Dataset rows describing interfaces

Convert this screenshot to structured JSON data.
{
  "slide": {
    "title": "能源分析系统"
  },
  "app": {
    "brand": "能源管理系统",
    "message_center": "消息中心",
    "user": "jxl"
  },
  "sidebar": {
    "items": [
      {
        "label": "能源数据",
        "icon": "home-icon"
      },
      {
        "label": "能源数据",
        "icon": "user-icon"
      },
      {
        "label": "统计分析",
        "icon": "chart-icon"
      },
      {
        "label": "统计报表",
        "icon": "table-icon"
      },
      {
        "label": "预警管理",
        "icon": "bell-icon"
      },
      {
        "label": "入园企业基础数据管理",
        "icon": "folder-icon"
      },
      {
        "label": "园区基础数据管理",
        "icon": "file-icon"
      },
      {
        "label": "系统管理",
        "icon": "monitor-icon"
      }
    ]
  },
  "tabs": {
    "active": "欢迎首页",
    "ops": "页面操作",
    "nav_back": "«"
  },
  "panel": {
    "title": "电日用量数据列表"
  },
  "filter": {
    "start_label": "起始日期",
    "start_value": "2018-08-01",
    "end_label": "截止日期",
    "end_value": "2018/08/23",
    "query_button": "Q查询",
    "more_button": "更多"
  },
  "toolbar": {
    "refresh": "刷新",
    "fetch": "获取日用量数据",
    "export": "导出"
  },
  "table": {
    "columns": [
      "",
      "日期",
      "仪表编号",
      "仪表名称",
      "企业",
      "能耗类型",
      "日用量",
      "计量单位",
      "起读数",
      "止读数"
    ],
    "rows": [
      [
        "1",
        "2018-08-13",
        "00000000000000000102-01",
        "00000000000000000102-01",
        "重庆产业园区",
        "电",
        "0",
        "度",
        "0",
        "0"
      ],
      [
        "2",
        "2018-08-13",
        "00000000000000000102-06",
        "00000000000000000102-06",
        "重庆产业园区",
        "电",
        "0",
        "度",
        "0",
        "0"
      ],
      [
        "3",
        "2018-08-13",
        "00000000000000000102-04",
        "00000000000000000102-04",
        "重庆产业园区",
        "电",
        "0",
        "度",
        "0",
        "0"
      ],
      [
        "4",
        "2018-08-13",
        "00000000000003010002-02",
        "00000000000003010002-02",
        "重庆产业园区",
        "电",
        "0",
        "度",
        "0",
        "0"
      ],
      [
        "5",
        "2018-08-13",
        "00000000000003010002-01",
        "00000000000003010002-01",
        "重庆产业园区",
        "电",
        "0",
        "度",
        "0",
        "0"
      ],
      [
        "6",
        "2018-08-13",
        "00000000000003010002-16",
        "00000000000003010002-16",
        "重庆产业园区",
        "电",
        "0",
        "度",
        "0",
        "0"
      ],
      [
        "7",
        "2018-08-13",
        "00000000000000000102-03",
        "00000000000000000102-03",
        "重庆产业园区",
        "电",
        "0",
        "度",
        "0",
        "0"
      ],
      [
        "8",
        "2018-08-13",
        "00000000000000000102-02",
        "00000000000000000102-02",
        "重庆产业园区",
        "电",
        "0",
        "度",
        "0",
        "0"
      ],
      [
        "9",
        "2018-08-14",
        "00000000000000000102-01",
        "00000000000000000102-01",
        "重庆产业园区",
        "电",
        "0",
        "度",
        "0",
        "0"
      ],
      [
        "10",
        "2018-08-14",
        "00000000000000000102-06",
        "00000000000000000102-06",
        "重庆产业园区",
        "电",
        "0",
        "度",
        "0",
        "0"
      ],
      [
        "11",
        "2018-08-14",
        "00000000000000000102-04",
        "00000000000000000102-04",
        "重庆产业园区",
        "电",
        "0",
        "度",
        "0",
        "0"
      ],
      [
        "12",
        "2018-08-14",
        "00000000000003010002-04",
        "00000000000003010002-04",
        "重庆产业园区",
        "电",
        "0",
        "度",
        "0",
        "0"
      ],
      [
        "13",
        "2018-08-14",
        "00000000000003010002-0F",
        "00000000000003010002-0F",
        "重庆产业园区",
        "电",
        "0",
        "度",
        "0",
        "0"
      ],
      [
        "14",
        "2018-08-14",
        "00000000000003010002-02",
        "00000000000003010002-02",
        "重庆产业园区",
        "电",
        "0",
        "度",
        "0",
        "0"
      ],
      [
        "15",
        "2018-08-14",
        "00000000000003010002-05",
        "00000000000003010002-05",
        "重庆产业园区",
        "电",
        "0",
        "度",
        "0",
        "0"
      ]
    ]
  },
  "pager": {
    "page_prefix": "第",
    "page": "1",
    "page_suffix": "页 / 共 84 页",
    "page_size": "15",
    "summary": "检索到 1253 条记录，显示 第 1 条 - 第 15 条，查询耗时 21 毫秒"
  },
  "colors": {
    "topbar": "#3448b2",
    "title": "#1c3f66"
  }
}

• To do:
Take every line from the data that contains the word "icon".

• Your response:
        "icon": "home-icon"
        "icon": "user-icon"
        "icon": "chart-icon"
        "icon": "table-icon"
        "icon": "bell-icon"
        "icon": "folder-icon"
        "icon": "file-icon"
        "icon": "monitor-icon"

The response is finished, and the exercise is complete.